Resurrecting Easter Sunday
- L. Pierro
Dublin Spirts
- F. Polizzi
Nun Ponnu/They Cannot
- N. Provenzano
- K. Retzlaff
- C. Steinhoff
Strawberry Pickers, Cyprus
- J. Tarwood
Melina's Tarverna
- B. Thomas
No News
- R. Tremmel
- R. Volz
Broadway Bagel
- C. Wald
Taking My 8-Year-Old Daughter to Hear Seamus Heaney
- L. Wiley
My Mother Had a Relationship with Good Bread
- C. Young
Sicilian Traces
- A. Znaidi

Spring 2015


- J. Amato
Moving Day, 1897
- D. Corrigan
My Madeleine
- F. Dunne
A Review Of Italoamericana: The Literature Of The Great Migration, 1880–1943
- G. Fagiani
The Immigrant's Grandson
- J. Giordano
Review of The Glass Ships
- R. Crupi Holz
A Sunday Afternoon
- R. Iulo
Dark Idyll
- T. Sanfilip
The Choir Book
- G. Sullivan
Review of My Two Italies
- T. Zeppetella

Featured Artist
Richard Holz



FEILE-FESTA is a multicultural journal of literary and visual arts, both print and online, published by the Mediterranean Celtic Cultural Association.


On a summer trip to Donegal, my wife and I found her grandfather’s farm house, then followed the road signs, written in Gaelic, which led to the awesome cliffs. We still remember the sounds of the uileann pipes and the Bodhran Celtic drum wafting through the pub door, a place where the villagers gathered for conversation and fun, craic as the Irish would say. While traveling around Sicily with my family another summer, I saw with the eyes of an adult and a child and found it’s true, e vero, what Goethe had once written: “To have seen Italy without having seen Sicily is not to have seen Italy at all, for Sicily is the key to everything.” My reactions seemed to mirror the poet, while I explored the lone Temple of Segesta, the Kalsa section of Palermo, the baroque buildings of Noto, the faces of old fishermen and belle donne, and tasted Sicily’s multicultural cuisine.

After living or working in all five boroughs, I could argue that New York City is the key to America. The mosaic motif has been invoked many times about this metropolis because there are so many ethnic and racial groups living together, yet it should also refer to the many shared heritages, whether found in a direct family line or through marriage.
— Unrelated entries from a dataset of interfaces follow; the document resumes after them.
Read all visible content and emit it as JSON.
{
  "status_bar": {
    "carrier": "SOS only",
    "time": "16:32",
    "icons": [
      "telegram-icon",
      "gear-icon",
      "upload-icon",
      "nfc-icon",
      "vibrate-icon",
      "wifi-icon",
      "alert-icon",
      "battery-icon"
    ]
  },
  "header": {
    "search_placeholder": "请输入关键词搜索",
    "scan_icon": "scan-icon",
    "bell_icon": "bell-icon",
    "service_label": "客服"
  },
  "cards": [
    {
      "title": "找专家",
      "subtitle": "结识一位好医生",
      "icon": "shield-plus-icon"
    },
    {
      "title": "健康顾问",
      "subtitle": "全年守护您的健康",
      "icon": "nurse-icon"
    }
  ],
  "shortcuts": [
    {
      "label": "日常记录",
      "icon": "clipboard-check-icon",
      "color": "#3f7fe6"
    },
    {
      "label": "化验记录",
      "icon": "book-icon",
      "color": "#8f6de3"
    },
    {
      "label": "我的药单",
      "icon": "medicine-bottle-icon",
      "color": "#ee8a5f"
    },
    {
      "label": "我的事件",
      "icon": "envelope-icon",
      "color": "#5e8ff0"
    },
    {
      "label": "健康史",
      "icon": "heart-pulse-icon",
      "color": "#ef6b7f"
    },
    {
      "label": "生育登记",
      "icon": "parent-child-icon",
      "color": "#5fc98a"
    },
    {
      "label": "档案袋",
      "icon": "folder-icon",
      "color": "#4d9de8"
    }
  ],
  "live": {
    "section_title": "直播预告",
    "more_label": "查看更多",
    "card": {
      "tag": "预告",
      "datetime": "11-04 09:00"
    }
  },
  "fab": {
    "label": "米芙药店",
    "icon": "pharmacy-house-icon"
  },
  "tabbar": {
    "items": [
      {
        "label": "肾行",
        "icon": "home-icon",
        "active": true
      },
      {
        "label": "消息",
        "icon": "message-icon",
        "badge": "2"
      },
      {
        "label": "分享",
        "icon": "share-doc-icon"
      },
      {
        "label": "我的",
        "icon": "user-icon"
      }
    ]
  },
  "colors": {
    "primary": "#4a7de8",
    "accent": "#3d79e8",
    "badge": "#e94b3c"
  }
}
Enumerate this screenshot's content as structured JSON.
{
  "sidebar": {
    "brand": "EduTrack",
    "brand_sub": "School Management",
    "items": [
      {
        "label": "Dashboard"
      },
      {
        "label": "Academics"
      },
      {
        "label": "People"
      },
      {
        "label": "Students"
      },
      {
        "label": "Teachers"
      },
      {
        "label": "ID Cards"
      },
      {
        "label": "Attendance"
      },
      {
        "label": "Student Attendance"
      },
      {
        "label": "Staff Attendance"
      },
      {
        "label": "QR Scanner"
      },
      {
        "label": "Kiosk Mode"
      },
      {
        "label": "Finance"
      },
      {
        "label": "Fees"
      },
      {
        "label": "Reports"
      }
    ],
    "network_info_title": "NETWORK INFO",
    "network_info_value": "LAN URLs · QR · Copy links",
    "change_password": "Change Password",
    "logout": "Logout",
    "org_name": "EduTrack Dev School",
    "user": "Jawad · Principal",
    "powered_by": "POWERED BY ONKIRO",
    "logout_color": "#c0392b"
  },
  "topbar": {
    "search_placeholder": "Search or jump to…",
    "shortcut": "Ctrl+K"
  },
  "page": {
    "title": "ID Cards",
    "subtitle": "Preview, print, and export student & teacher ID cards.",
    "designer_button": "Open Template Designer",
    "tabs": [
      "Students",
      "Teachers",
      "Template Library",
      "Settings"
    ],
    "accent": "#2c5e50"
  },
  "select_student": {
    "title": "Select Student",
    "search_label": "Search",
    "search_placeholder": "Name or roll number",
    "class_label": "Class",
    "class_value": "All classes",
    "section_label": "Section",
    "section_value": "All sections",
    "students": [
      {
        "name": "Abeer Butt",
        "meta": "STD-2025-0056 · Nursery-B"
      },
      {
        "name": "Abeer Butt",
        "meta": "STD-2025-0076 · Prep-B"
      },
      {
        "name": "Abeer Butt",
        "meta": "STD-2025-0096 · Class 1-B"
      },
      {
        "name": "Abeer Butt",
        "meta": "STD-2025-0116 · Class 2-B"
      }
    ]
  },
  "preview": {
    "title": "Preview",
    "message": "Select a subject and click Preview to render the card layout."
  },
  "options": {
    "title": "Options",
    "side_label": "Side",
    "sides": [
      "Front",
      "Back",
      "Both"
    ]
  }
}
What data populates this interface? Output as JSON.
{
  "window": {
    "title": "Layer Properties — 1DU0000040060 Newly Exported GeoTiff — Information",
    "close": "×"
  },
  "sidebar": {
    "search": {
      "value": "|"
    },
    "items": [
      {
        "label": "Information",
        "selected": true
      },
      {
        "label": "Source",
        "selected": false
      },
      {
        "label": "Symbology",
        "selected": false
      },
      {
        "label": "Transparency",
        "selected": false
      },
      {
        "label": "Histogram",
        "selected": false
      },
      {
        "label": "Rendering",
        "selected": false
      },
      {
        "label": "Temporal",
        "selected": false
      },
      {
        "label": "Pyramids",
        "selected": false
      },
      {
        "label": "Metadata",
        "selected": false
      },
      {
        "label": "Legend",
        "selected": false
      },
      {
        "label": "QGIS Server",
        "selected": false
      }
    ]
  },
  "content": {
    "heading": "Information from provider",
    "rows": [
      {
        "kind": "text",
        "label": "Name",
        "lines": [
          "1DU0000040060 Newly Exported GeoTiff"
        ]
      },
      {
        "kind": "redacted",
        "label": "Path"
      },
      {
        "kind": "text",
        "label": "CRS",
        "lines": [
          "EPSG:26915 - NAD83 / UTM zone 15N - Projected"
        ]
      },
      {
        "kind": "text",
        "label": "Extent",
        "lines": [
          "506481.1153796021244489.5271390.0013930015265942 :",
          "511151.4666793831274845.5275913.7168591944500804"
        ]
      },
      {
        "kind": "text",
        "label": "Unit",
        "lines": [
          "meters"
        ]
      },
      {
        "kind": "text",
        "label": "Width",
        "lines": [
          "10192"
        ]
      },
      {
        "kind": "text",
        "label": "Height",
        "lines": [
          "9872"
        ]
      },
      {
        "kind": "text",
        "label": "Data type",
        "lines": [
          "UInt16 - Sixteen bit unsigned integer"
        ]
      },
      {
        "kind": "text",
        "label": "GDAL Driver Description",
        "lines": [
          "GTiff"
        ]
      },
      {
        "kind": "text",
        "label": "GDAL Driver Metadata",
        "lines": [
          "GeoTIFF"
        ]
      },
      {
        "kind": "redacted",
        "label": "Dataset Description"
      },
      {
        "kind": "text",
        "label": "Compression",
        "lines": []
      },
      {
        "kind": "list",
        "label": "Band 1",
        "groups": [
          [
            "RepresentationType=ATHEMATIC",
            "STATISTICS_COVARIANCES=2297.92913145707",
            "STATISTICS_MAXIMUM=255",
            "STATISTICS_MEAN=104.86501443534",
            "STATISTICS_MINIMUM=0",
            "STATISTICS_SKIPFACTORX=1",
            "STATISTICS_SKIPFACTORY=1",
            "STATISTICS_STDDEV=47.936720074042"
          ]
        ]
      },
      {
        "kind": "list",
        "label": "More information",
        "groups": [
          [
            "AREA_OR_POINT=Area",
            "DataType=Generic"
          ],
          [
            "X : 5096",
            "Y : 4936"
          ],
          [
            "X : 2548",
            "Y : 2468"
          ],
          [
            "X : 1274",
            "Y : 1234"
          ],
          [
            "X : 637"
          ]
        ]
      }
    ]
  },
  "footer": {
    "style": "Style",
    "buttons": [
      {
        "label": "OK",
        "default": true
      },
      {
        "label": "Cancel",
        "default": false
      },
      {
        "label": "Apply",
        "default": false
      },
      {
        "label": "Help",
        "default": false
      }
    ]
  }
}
When my Sicilian grandparents settled in this city, the foreign population was approximately 40% and the “big apple” is once again approaching that same percentage. In this global city these immigrant children will get to know the great-grandchildren of that other mass migration, whose own faces reveal mixed cultures, even in my own children.

In the end, Feile-Festa is written for everyone to enjoy even if your family heritage has nothing to do with the focus of this journal – all you need is a spirit of enthusiasm to appreciate the words that are sung on these pages, just as you don’t have to be Italian to love opera, or Irish to love a ballad, or African-American to love jazz. Feile-Festa, the Irish and Italian words for festival, hopes to affirm the spirit of the words of Emerson that “Life is a festival.” All we have to do is open our eyes to notice what is beautiful in life.

- Frank Polizzi